Artie is 12 and leads a charmed life. His parents are very successful sports agents and he plays football at a high level himself, expecting to get picked for the Premiership when he’s a bit older. The house, car, entertainment and lifestyle he’s used to feel like the future rather than the present. However, every day after school he and his younger brother and sister (twins named improbably after Neil and Glynnis Kinnock; he’s named after Arthur Scargill) go to his grandfather’s, to the house where his mother grew up. Here there is some kind of everyday normality, with tea, homework and the TV. Soon, though, we see that that normality is disintegrating as Grandad tries to hide the onset of Alzheimer’s from his family. Artie in turn tries to protect his grandfather and comes up with different tactics for hiding his discovery from his workaholic parents.

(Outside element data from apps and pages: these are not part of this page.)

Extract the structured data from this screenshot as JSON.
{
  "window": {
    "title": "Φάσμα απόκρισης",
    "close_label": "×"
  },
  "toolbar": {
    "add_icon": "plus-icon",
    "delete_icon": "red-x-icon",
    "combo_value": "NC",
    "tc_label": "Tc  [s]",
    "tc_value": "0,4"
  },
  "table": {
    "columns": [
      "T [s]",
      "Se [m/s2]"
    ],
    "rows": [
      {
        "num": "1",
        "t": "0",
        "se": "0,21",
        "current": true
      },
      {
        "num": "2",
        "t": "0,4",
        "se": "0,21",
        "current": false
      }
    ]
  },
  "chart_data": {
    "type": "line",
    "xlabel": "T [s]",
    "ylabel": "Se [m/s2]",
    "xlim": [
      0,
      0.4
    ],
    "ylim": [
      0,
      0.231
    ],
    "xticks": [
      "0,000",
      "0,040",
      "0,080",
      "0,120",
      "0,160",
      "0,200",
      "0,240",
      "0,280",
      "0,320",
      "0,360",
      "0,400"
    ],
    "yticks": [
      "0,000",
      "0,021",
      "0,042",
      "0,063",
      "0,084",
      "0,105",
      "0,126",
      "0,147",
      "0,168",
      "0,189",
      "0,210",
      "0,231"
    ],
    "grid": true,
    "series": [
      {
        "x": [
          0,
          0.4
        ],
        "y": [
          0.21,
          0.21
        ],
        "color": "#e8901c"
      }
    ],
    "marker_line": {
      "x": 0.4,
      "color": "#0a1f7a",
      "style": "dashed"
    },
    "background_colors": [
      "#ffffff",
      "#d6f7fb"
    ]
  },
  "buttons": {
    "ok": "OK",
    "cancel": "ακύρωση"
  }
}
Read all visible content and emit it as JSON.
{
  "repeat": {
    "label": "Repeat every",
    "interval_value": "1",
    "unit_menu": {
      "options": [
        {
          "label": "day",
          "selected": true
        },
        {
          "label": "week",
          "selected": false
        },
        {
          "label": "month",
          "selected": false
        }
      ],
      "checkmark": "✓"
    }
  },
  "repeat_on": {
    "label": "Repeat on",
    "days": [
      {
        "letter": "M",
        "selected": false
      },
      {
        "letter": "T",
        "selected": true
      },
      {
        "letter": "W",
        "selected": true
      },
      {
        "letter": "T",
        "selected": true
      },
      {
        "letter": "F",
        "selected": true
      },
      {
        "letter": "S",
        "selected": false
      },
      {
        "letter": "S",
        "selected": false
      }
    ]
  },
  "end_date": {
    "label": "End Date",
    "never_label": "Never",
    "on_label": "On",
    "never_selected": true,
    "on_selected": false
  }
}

Get Real has some lump in the throat moments as Artie’s family realise what is important to them and Artie himself is shown that he doesn’t need to shoulder the whole family’s woes. The ending is encouraging for showing how families can become closer through times of crisis and how growing up for Artie is different from what he expected.